→ **Dataset rows describing interfaces**
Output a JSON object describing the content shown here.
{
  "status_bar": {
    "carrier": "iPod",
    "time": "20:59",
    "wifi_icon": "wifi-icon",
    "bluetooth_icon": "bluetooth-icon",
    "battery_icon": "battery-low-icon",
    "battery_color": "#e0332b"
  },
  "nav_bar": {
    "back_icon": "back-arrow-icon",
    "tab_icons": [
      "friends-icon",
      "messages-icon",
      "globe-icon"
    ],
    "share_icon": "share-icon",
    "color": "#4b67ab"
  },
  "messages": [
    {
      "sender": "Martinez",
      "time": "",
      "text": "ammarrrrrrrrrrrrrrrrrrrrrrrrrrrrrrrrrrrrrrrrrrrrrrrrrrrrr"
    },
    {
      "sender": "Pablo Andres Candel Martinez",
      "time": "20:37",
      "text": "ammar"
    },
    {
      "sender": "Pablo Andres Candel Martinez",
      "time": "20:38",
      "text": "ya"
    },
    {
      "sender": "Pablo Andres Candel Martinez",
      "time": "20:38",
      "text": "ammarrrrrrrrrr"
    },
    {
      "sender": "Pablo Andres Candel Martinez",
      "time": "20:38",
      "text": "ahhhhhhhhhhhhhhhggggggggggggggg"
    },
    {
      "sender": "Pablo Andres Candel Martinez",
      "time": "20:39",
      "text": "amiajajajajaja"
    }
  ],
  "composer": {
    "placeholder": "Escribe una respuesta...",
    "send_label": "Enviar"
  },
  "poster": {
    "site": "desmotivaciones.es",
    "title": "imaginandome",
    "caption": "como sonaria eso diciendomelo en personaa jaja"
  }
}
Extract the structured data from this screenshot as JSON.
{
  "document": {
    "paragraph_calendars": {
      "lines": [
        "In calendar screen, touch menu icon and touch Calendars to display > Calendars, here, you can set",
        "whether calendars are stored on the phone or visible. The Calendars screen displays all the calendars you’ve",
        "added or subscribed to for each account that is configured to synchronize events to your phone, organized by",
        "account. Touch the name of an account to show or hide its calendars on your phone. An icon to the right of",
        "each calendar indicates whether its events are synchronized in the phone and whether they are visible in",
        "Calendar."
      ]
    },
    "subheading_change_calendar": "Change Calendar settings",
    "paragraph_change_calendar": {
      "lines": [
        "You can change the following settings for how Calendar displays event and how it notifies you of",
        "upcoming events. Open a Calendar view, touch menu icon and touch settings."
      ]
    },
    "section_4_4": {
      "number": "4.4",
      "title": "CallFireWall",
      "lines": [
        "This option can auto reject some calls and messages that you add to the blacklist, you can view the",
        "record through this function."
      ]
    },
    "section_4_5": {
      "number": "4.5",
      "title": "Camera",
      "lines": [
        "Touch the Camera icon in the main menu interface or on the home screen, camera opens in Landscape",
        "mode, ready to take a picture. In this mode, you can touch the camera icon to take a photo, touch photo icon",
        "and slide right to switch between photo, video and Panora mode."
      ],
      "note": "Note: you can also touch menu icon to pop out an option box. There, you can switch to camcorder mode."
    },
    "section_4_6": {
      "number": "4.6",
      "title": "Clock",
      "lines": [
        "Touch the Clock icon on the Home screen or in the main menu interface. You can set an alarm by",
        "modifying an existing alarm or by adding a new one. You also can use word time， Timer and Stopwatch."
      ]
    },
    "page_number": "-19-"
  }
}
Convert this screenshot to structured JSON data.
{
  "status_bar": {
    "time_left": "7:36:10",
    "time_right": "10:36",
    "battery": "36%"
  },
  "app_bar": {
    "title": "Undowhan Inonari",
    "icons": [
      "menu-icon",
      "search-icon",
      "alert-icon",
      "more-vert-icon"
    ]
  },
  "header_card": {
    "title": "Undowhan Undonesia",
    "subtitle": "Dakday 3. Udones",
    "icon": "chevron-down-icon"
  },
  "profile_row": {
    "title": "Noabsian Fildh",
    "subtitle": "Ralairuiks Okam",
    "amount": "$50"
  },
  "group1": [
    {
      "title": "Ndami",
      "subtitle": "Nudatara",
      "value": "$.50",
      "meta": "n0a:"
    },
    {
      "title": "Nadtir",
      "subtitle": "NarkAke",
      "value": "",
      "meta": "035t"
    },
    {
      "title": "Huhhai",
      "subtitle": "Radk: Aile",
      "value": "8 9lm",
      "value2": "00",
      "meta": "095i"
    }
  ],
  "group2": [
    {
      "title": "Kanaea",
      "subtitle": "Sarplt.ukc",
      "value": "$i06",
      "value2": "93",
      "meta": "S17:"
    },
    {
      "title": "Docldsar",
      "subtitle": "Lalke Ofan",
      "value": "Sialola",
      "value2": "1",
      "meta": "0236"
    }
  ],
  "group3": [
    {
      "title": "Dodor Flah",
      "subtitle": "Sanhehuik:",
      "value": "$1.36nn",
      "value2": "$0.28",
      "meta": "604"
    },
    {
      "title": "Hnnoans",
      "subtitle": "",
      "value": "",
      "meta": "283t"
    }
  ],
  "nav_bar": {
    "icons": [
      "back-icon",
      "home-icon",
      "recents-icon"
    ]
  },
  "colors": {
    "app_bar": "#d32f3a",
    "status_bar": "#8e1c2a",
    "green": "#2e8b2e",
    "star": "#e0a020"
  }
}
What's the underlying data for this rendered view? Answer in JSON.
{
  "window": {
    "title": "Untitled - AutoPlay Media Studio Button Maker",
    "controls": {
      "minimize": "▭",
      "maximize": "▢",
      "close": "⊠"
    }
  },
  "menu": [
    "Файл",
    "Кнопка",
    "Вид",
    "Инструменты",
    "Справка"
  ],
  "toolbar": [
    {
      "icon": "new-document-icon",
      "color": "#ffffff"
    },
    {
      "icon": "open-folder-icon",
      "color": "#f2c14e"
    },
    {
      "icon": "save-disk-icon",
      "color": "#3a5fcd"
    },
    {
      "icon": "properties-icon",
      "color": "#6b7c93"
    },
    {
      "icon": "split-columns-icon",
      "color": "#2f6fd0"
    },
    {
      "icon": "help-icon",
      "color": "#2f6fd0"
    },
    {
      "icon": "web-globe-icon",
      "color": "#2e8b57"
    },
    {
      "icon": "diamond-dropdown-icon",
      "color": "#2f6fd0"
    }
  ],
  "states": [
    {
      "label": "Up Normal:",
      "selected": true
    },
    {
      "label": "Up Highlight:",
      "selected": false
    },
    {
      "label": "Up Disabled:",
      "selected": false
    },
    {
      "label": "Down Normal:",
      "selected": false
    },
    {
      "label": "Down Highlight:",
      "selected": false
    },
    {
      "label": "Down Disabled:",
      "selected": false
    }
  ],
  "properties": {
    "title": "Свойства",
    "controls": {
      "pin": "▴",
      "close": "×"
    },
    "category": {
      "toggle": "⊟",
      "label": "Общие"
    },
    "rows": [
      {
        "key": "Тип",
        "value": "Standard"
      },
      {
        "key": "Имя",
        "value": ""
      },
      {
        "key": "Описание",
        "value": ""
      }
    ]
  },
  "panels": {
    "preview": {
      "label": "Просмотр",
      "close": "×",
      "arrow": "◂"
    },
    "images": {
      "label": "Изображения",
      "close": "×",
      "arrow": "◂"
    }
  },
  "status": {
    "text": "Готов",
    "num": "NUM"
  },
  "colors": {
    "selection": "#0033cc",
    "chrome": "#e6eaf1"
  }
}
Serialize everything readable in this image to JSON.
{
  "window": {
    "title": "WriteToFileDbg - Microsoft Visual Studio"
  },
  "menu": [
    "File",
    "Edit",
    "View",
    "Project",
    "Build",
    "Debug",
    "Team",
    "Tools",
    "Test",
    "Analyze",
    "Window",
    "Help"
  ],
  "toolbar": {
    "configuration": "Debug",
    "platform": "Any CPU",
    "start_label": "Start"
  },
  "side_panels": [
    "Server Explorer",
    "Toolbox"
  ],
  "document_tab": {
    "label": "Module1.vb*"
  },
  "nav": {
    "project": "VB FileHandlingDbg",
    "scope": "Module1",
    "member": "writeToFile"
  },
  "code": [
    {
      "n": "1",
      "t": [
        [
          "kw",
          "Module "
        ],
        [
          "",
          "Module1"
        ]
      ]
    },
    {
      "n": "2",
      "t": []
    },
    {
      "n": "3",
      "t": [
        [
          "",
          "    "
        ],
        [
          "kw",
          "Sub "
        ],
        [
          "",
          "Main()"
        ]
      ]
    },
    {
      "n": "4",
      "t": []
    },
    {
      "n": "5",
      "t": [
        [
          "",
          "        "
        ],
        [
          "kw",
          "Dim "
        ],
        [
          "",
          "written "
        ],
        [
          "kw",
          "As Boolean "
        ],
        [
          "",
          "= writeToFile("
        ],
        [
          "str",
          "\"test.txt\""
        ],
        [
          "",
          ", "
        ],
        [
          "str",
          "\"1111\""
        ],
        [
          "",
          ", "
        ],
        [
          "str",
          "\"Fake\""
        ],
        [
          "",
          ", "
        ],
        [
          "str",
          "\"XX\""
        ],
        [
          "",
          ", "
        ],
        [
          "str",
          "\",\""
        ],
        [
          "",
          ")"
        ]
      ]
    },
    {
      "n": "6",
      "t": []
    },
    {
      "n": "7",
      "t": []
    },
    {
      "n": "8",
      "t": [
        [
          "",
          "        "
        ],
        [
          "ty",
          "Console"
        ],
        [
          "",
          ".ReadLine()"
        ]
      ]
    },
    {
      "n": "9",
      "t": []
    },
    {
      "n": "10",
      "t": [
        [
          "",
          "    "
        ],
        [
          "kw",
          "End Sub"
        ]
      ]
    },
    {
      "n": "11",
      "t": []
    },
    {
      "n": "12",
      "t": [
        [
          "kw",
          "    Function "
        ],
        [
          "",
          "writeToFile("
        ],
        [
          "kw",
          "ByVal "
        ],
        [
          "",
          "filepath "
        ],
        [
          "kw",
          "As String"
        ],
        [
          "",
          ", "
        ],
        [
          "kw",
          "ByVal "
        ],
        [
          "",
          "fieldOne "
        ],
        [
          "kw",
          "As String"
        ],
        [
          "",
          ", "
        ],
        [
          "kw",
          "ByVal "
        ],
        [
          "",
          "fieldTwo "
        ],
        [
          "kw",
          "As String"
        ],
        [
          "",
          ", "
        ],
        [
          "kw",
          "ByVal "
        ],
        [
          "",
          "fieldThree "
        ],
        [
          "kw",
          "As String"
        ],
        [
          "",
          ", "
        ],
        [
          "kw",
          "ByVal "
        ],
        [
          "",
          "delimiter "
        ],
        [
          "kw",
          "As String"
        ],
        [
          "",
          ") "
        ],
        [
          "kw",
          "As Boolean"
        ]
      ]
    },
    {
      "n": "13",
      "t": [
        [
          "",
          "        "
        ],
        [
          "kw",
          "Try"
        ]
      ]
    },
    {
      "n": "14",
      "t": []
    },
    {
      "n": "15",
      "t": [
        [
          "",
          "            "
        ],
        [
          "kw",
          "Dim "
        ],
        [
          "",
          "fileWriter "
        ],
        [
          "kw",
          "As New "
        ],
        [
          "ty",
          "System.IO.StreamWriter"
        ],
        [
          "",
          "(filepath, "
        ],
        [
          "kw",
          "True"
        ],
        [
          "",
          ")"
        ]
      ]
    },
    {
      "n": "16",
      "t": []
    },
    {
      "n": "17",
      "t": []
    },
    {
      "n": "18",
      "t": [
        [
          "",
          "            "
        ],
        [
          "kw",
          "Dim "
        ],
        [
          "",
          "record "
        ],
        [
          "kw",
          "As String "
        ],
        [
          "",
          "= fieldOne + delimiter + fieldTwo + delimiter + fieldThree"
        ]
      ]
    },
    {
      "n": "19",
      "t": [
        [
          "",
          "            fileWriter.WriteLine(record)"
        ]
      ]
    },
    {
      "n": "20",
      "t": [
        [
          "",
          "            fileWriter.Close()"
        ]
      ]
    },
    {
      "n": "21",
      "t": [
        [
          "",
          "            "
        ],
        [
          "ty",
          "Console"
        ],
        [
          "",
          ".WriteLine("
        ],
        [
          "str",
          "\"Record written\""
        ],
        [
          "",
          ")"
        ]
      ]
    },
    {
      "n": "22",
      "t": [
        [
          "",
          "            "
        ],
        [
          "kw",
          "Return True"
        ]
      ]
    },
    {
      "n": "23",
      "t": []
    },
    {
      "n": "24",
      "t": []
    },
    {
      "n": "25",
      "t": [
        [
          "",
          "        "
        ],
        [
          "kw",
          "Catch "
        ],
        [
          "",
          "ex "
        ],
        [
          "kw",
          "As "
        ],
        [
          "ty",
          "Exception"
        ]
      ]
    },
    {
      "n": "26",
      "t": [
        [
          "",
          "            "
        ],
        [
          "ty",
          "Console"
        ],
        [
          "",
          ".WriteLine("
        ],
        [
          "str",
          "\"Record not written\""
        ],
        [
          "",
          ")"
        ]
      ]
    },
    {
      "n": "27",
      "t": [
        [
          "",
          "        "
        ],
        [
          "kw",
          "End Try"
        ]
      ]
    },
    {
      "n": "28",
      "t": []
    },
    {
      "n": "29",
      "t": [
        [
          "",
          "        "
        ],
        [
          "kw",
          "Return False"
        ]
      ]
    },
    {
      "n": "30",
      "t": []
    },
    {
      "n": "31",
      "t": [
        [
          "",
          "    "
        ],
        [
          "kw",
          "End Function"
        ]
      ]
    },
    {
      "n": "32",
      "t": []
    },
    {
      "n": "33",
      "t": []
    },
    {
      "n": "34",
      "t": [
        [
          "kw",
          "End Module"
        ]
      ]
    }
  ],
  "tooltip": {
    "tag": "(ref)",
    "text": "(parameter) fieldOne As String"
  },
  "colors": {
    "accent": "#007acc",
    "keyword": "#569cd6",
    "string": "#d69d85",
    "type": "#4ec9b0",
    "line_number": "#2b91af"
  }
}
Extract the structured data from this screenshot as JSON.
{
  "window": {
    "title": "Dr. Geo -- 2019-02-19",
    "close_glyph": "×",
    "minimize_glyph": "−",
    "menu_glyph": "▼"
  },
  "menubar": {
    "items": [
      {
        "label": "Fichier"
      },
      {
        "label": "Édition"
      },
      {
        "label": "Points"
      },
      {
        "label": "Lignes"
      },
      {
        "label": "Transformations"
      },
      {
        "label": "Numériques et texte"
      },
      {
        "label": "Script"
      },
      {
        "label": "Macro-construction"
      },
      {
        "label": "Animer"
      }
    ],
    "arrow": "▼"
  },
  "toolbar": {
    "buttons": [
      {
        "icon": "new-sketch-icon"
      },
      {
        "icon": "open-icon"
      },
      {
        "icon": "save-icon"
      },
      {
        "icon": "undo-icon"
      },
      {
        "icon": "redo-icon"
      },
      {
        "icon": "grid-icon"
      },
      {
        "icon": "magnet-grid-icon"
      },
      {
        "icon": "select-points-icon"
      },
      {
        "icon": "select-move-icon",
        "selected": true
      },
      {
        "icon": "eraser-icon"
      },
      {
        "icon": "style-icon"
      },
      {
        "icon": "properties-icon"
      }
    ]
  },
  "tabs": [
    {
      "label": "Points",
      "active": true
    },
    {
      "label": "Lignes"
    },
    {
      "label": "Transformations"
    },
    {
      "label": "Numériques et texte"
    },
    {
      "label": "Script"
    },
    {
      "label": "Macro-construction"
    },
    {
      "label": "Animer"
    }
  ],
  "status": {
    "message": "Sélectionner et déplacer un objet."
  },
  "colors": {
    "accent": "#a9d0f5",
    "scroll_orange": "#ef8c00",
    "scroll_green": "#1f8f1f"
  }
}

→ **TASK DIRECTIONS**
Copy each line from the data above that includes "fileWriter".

→ **RESULT OF THIS TASK**
          "fileWriter "
          "            fileWriter.WriteLine(record)"
          "            fileWriter.Close()"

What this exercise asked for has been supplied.